By Patrick Cockburn
Labour Party leader Jeremy Corbyn invited Patrick Cockburn to brief Members of Parliament on Isis and the Syrian conflict in advance of the vote on David Cameron’s measure to authorize British airstrikes. Here is the text his briefing.
Britain is on the verge of entering a conflict in Syria in which its political and military strategy is based on wishful thinking and poor information. British air strikes in Syria will be too few to make much difference to Isis, but are important because they signal Britain’s entry into what may be a long war.
In one crucial respect, David Cameron’s approach is similar to that which saw Britain fight two small but unsuccessful wars in Iraq and Afghanistan since 2003, in both cases without an effective local partner on the ground. Similarly in Syria, Britain will be at the mercy of events which are being shaped by the numerous other players in the conflict, all of whom have their own highly contradictory agendas.

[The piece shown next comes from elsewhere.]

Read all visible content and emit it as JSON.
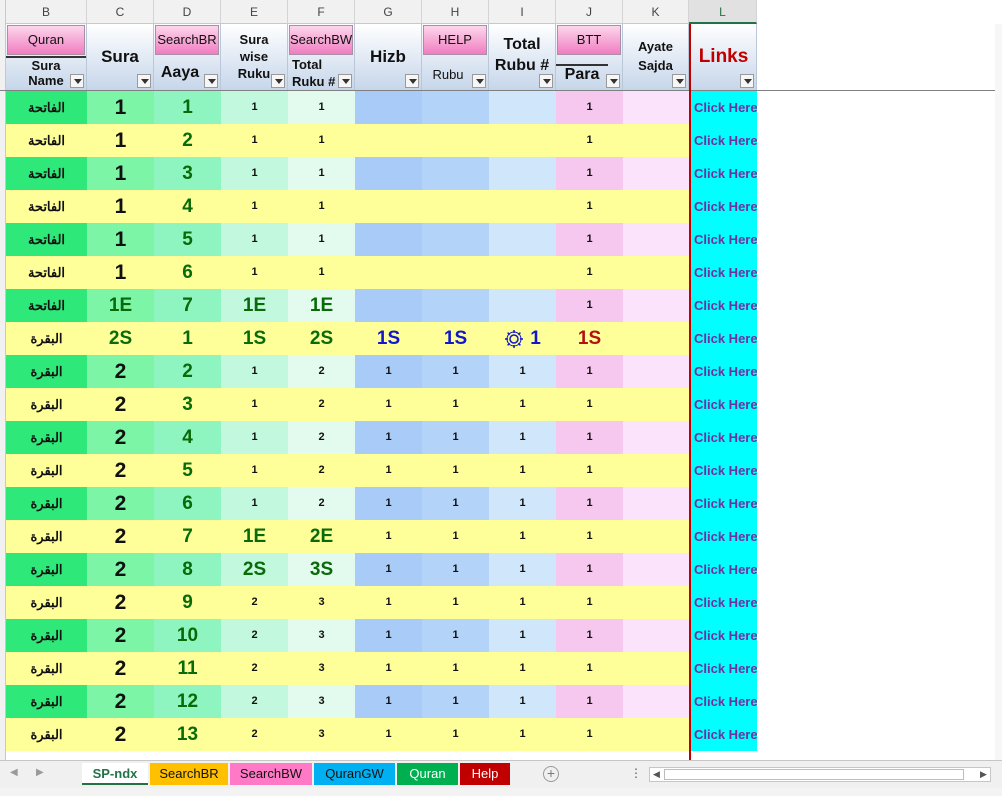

Much of the debate around the feasibility of the British strategy has focused on Mr Cameron’s statement that we do indeed have a partner, of whose existence few were previously aware. He said that there are 70,000 “Syrian opposition fighters on the ground who do not belong to extremist groups”. The impression given is that there is a “third force” in Syria which will provide a powerful ally for the US, France and Britain.

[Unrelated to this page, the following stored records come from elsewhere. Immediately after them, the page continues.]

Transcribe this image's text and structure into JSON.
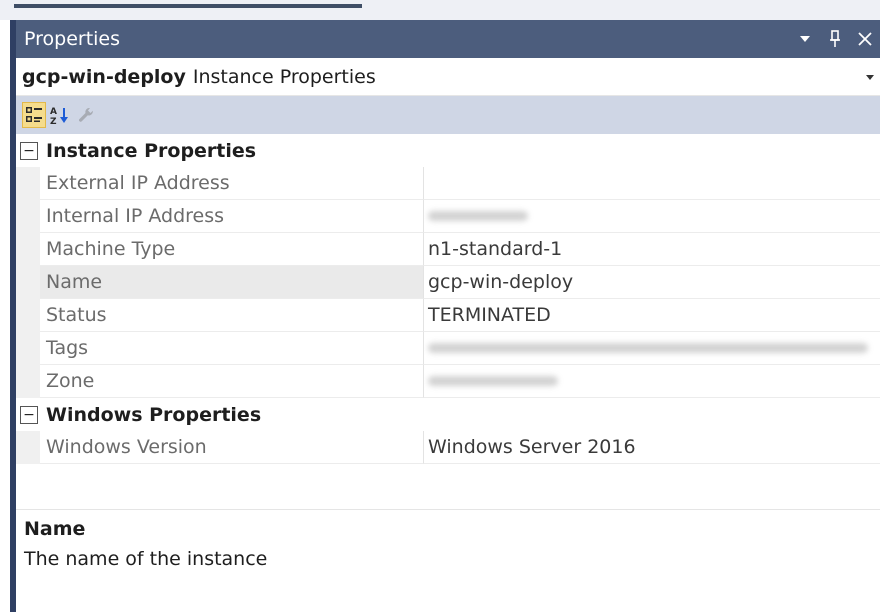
{
  "window": {
    "title": "Properties",
    "controls": [
      "dropdown-arrow-icon",
      "pin-icon",
      "close-icon"
    ]
  },
  "object_selector": {
    "name": "gcp-win-deploy",
    "type": "Instance Properties"
  },
  "toolbar": {
    "buttons": [
      {
        "icon": "categorized-icon",
        "active": true
      },
      {
        "icon": "alphabetical-sort-icon",
        "active": false
      },
      {
        "icon": "property-pages-wrench-icon",
        "disabled": true
      }
    ]
  },
  "categories": [
    {
      "label": "Instance Properties",
      "expanded": true,
      "properties": [
        {
          "name": "External IP Address",
          "value": ""
        },
        {
          "name": "Internal IP Address",
          "value": "",
          "redacted": true
        },
        {
          "name": "Machine Type",
          "value": "n1-standard-1"
        },
        {
          "name": "Name",
          "value": "gcp-win-deploy",
          "selected": true
        },
        {
          "name": "Status",
          "value": "TERMINATED"
        },
        {
          "name": "Tags",
          "value": "",
          "redacted": true
        },
        {
          "name": "Zone",
          "value": "",
          "redacted": true
        }
      ]
    },
    {
      "label": "Windows Properties",
      "expanded": true,
      "properties": [
        {
          "name": "Windows Version",
          "value": "Windows Server 2016"
        }
      ]
    }
  ],
  "description": {
    "title": "Name",
    "text": "The name of the instance"
  },
  "colors": {
    "titlebar": "#4c5d7d",
    "toolbar": "#cfd6e5",
    "active_button": "#f5dc8c",
    "panel_border": "#2f3f63"
  }
}
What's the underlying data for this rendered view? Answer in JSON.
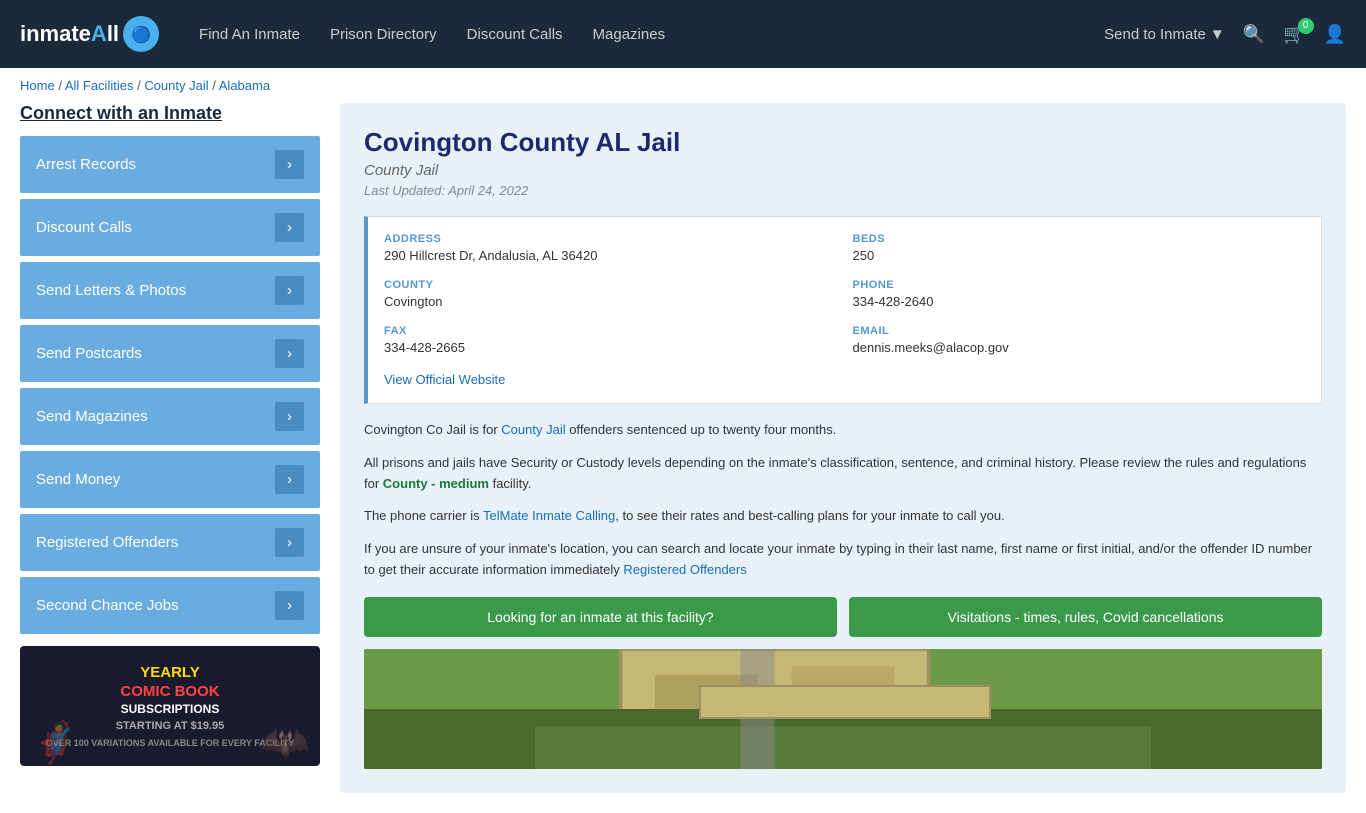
{
  "nav": {
    "logo_text": "inmateA",
    "logo_span": "ll",
    "links": [
      {
        "label": "Find An Inmate",
        "href": "#"
      },
      {
        "label": "Prison Directory",
        "href": "#"
      },
      {
        "label": "Discount Calls",
        "href": "#"
      },
      {
        "label": "Magazines",
        "href": "#"
      }
    ],
    "send_to_inmate": "Send to Inmate",
    "cart_count": "0"
  },
  "breadcrumb": {
    "items": [
      "Home",
      "All Facilities",
      "County Jail",
      "Alabama"
    ]
  },
  "sidebar": {
    "title": "Connect with an Inmate",
    "items": [
      {
        "label": "Arrest Records"
      },
      {
        "label": "Discount Calls"
      },
      {
        "label": "Send Letters & Photos"
      },
      {
        "label": "Send Postcards"
      },
      {
        "label": "Send Magazines"
      },
      {
        "label": "Send Money"
      },
      {
        "label": "Registered Offenders"
      },
      {
        "label": "Second Chance Jobs"
      }
    ],
    "ad": {
      "line1": "YEARLY",
      "line2": "COMIC BOOK",
      "line3": "SUBSCRIPTIONS",
      "line4": "STARTING AT $19.95",
      "line5": "OVER 100 VARIATIONS AVAILABLE FOR EVERY FACILITY"
    }
  },
  "facility": {
    "name": "Covington County AL Jail",
    "type": "County Jail",
    "last_updated": "Last Updated: April 24, 2022",
    "address_label": "ADDRESS",
    "address_value": "290 Hillcrest Dr, Andalusia, AL 36420",
    "beds_label": "BEDS",
    "beds_value": "250",
    "county_label": "COUNTY",
    "county_value": "Covington",
    "phone_label": "PHONE",
    "phone_value": "334-428-2640",
    "fax_label": "FAX",
    "fax_value": "334-428-2665",
    "email_label": "EMAIL",
    "email_value": "dennis.meeks@alacop.gov",
    "website_label": "View Official Website",
    "website_href": "#",
    "desc1": "Covington Co Jail is for County Jail offenders sentenced up to twenty four months.",
    "desc2": "All prisons and jails have Security or Custody levels depending on the inmate's classification, sentence, and criminal history. Please review the rules and regulations for County - medium facility.",
    "desc3": "The phone carrier is TelMate Inmate Calling, to see their rates and best-calling plans for your inmate to call you.",
    "desc4": "If you are unsure of your inmate's location, you can search and locate your inmate by typing in their last name, first name or first initial, and/or the offender ID number to get their accurate information immediately Registered Offenders",
    "btn1": "Looking for an inmate at this facility?",
    "btn2": "Visitations - times, rules, Covid cancellations"
  }
}
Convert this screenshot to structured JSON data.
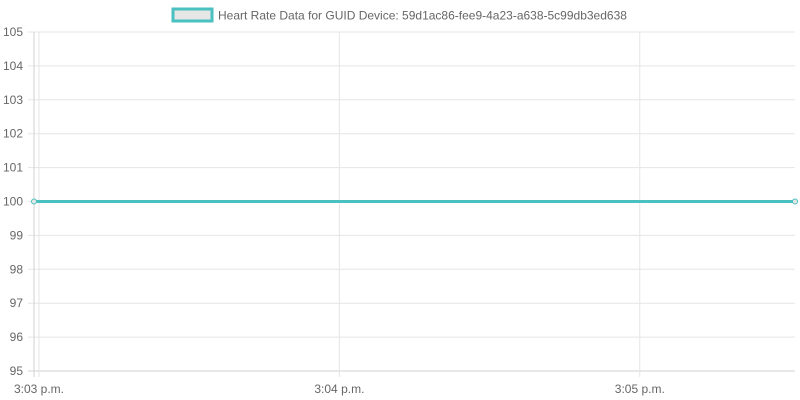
{
  "chart_data": {
    "type": "line",
    "title": "",
    "xlabel": "",
    "ylabel": "",
    "x_tick_labels": [
      "3:03 p.m.",
      "3:04 p.m.",
      "3:05 p.m."
    ],
    "x_tick_values": [
      "15:03",
      "15:04",
      "15:05"
    ],
    "x_range": [
      "15:02:59",
      "15:05:31"
    ],
    "ylim": [
      95,
      105
    ],
    "y_ticks": [
      95,
      96,
      97,
      98,
      99,
      100,
      101,
      102,
      103,
      104,
      105
    ],
    "grid": true,
    "legend_position": "top",
    "series": [
      {
        "name": "Heart Rate Data for GUID Device: 59d1ac86-fee9-4a23-a638-5c99db3ed638",
        "color": "#4bc0c0",
        "fill_color": "#e6e6e6",
        "x": [
          "15:02:59",
          "15:05:31"
        ],
        "values": [
          100,
          100
        ]
      }
    ]
  }
}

This would be very convenient but, unfortunately, its existence is very debatable. “The notion that there are 70,000 moderate fighters is an attempt to show that you can fight Isis and [President Bashar al] Assad at the same time,” says Professor Joshua Landis, the director of the Centre for Middle East Studies at the University of Oklahoma and an expert on Syrian politics. But he is dismissive of the idea that such a potential army exists, though he says there might be 70,000 Syrians with a gun who are fighting for their local clan, tribe, warlord or village. “The problem is that they hate the village down the road just as much they hate Isis and Assad,” he said.
The armed opposition to President Assad is dominated by Isis, the al-Qaeda affiliate Jabhat al-Nusra and the ideologically similar Ahrar al-Sham. Some of the smaller groups, once estimated by the CIA to number 1,500, might be labelled as moderate, but only operate under license from the extreme jihadists. Aymenn al-Tamimi, a fellow at the Middle East Forum and an authority on the Syrian armed opposition, says that these groups commonly exaggerate their numbers, are very fragmented and have failed to unite, despite years of war.

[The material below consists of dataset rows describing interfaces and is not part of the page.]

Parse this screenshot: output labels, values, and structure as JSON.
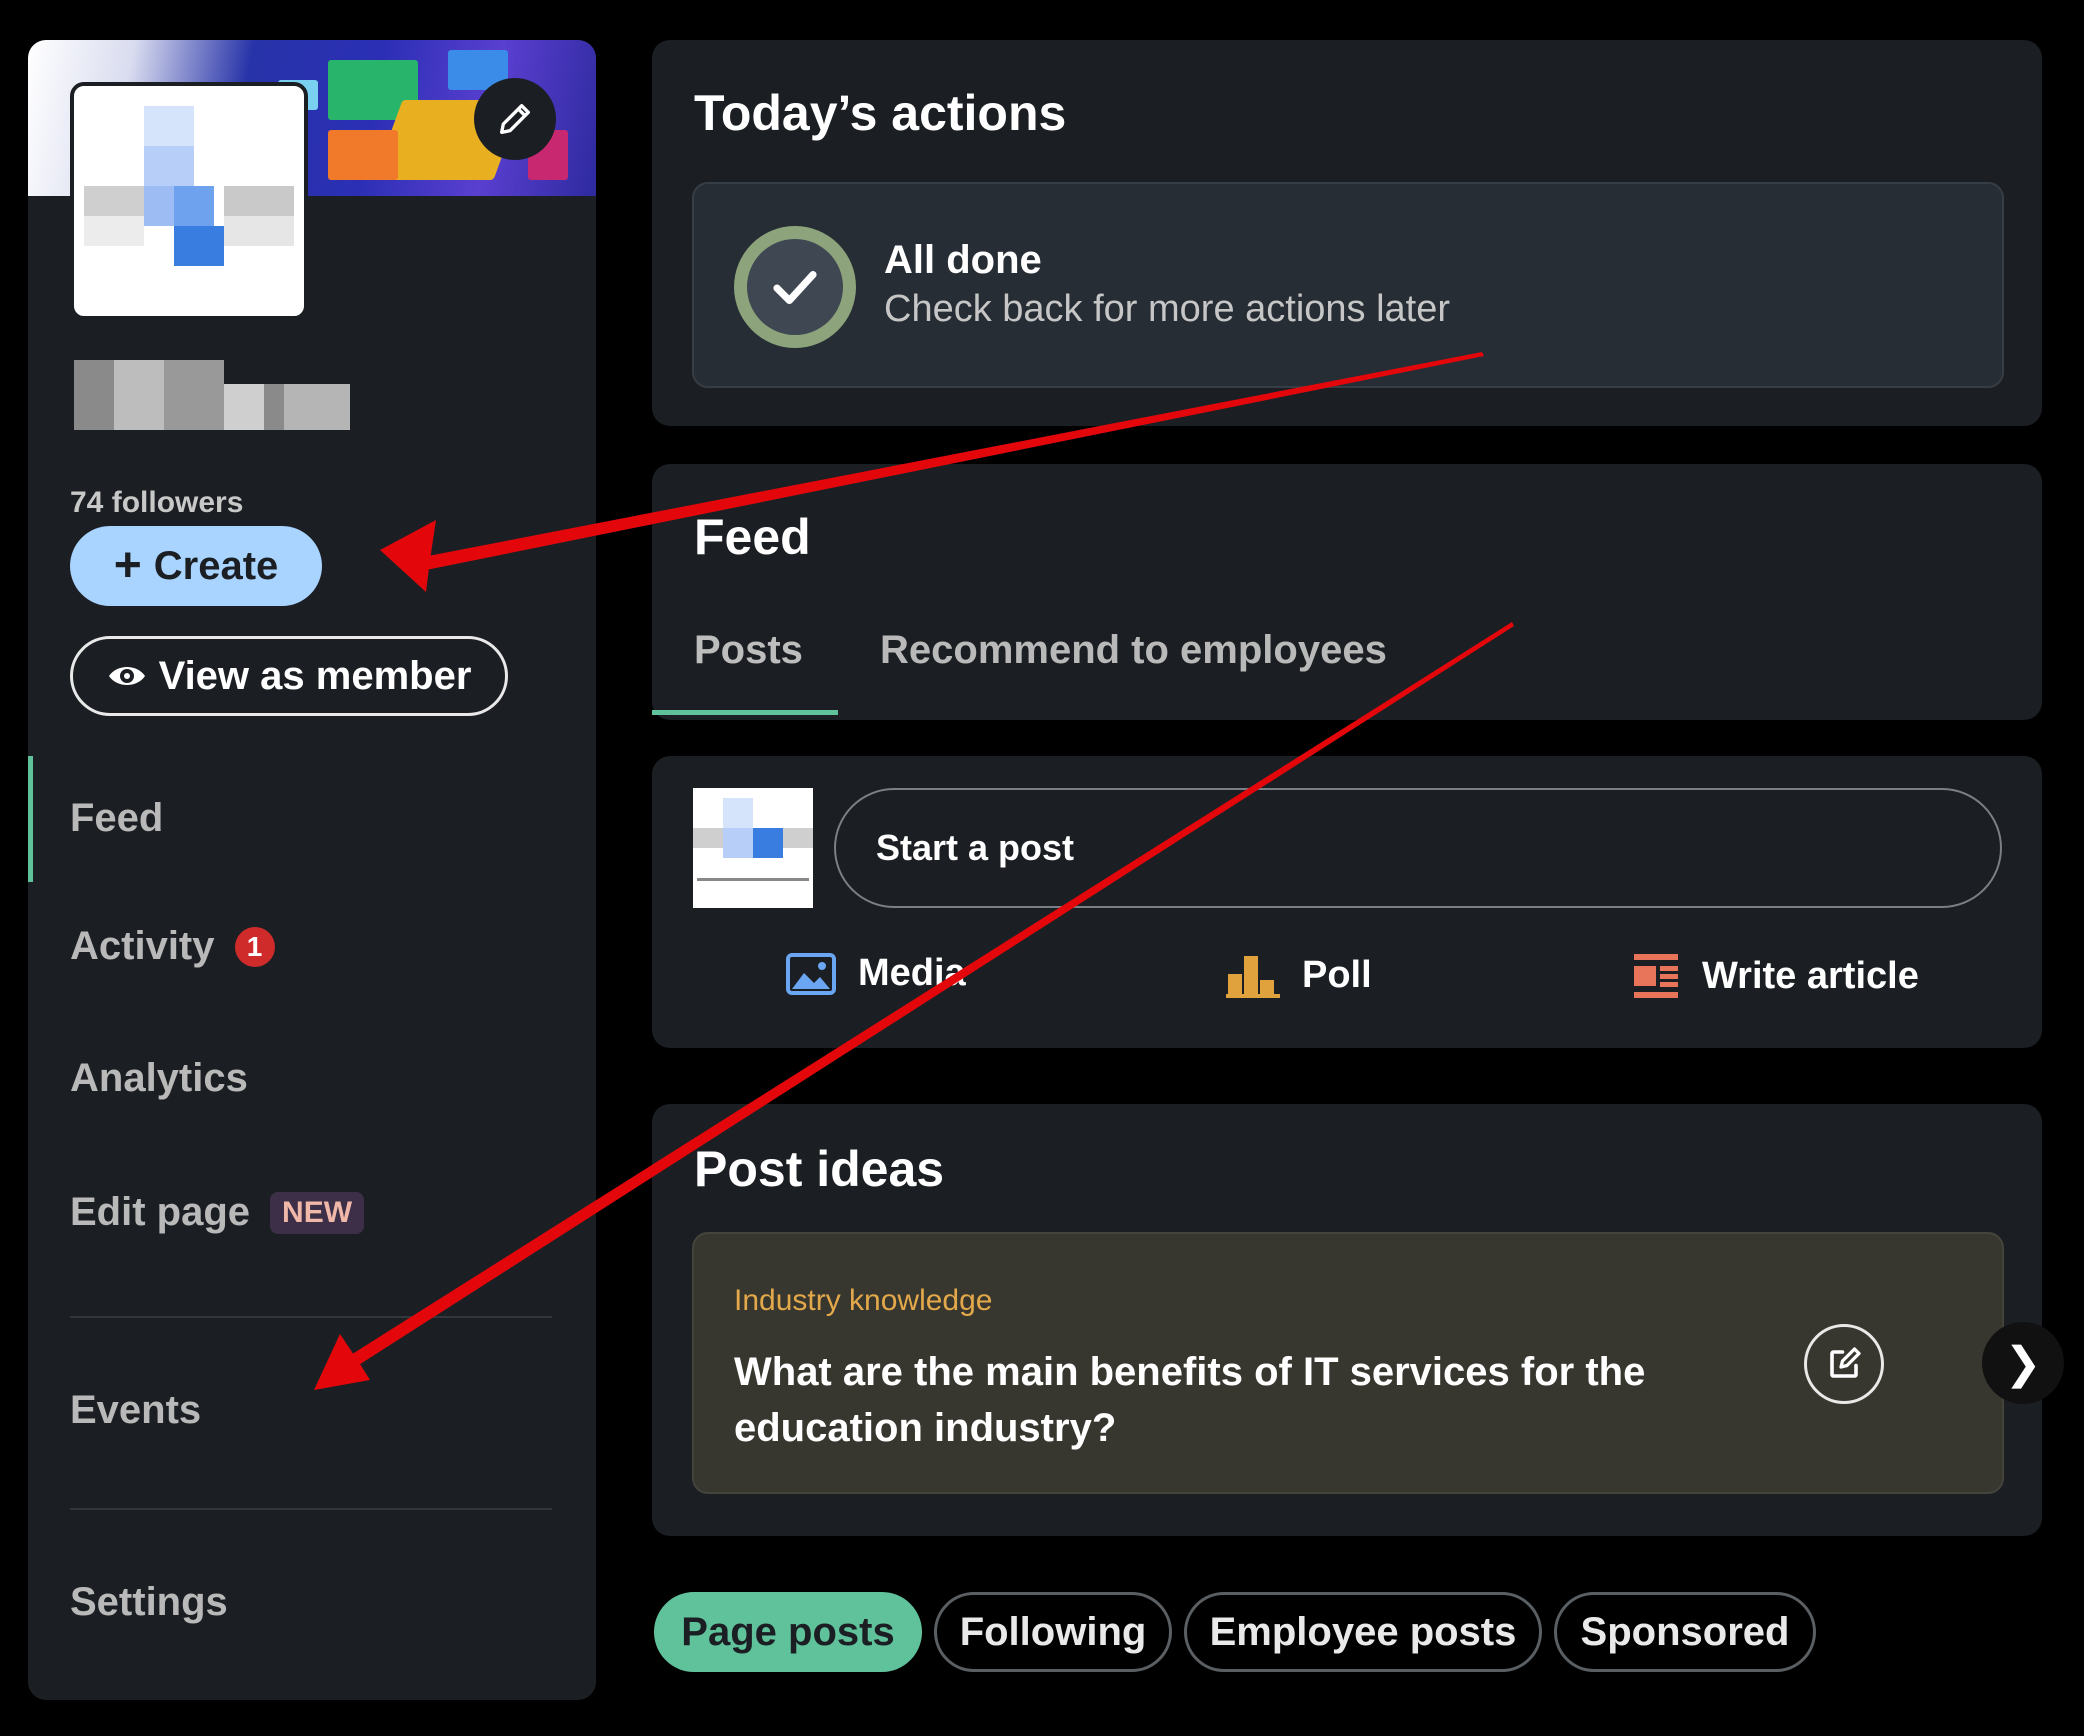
{
  "sidebar": {
    "followers": "74 followers",
    "create_label": "Create",
    "view_as_member_label": "View as member",
    "nav": {
      "feed": "Feed",
      "activity": "Activity",
      "activity_badge": "1",
      "analytics": "Analytics",
      "edit_page": "Edit page",
      "edit_page_badge": "NEW",
      "events": "Events",
      "settings": "Settings"
    }
  },
  "actions": {
    "title": "Today’s actions",
    "done_title": "All done",
    "done_subtitle": "Check back for more actions later"
  },
  "feed": {
    "title": "Feed",
    "tabs": [
      "Posts",
      "Recommend to employees"
    ]
  },
  "compose": {
    "placeholder": "Start a post",
    "media": "Media",
    "poll": "Poll",
    "article": "Write article"
  },
  "post_ideas": {
    "title": "Post ideas",
    "category": "Industry knowledge",
    "question": "What are the main benefits of IT services for the education industry?"
  },
  "filters": [
    "Page posts",
    "Following",
    "Employee posts",
    "Sponsored"
  ],
  "colors": {
    "accent_green": "#5fc29b",
    "create_blue": "#a8d4ff",
    "badge_red": "#cf2b2b",
    "annotation_red": "#e3070b"
  }
}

He recalls that one group he met during a recent visit to Latakia province in north-west Syria claimed to have 2,000 fighters, but probably numbered only 500.
He warns that they pretend to the outside world that they are more moderate than they really are, speaking of “the equality of all Syrians before the law” when they are outside Syria or communicating with people who have never been to the country, but express “hatred for Shia and Allawites” on all other occasions.
Mr Tamimi says that the smaller armed groups, which sometimes have good weapons supplied by the Americans, had acted as auxiliaries to Nusra and Ahrar al-Sham when they captured Idlib City in fierce fighting with the Syrian army in May.
Even if such groups are not extreme Islamists, they do not have the strength to refuse to cooperate. This will make any ceasefire very difficult to arrange because such moderate fighters as there are who might be willing to accept a truce, are intermingled with powerful Nusra forces which will not do so.
Moreover, radical Islamic ideology has been gaining ground in all parts of the Syrian opposition. James Harkin, the author of Hunting Season about the kidnapping of foreigners in Syria and a frequent visitor to opposition-held areas, says that it is important to grasp that “none of these people [the armed opposition inside Syria] like us”.
They see the US, Britain and France as enemies. This includes the non-jihadists, whom the West hopes to enlist, who suspect they will be used as cannon fodder and then discarded.
The one group that has some claim to be non-sectarian, secular and a powerful fighting force is the Syrian Kurdish People’s Protection Units (YPG) who claim to number 50,000, but probably total half that. It has been the most effective anti-Isis ground force and, heavily supported by US air strikes, its territory now stretches across northern Syria between the Tigris and Euphrates.
It claims to be non-sectarian and that it does not persecute Sunni Arabs, but sectarian fear and hatred is today so deep in Syria – partly but not entirely because of the atrocities of Isis – that people flee the attack of every other sectarian or ethnic group different from themselves. The Sunni population in Raqqa, Isis’s Syrian capital, or in Mosul in Iraq, may dislike Isis, but they are even more terrified of the Kurds or the Shia militias.
Britain is entering a war against the self-declared “Islamic State”, probably the most dangerous and violent organisation in the world, but without a realistic policy to win that war. Mr Cameron stresses the limited nature of the engagement, but Britain will be fighting a state that is also a ferocious sect, does not negotiate and may well retaliate with some atrocity similar to Paris. This is not an argument for rejecting military action against Isis, but it is one for thinking very carefully what we are doing because the only exit strategy will be military victory.
It is not only in Syria that Britain lacks a powerful local partner. In Iraq, its ally will be the Iraqi government and army, neither of which has recovered from their defeats by Isis over the past two years. “Syria is a nightmare and Iraq is becoming a nightmare,” said the Iraqi political scientist and activist Ghassan al-Attiyah. If the present government of Haider al-Abadi falls it is likely to be replaced by one closer to the Iranian-backed Shia militias that are more numerous and better armed than the Iraqi army.
The US-led air campaign has already launched around 8,300 air strikes against Isis which have slowed up its advance, but without bringing it to its knees. Professor Landis says that the difficulty is that the three powers in Syria capable of winning the war are Isis, a Jabhat al-Nusra led alliance or Mr Assad but “the US doesn’t want any of these to win”. He cites three attempts by the US to create a moderate armed opposition which have humiliatingly failed and, on each occasion, extreme jihadists have captured quantities of modern American weapons.
The British Government has shared in a widespread but ill-founded belief over the past four years that the Assad government was about to collapse. But of the 22 million Syrian population, 4 million have fled abroad and are refugees, and about 12 million are in government-controlled areas. Though exhausted and after suffering heavy casualties, including 47,000 dead, the Syrian army is still the largest military force in the country. It now has the support of the Russian air force and is not going to lose the war, though it is not strong enough to win it.
This is the terrible conflict in which Britain is about to engage, but with only limited understanding of the dangers that lie ahead.
Patrick Cockburn is the author of The Rise of Islamic State: ISIS and the New Sunni Revolution.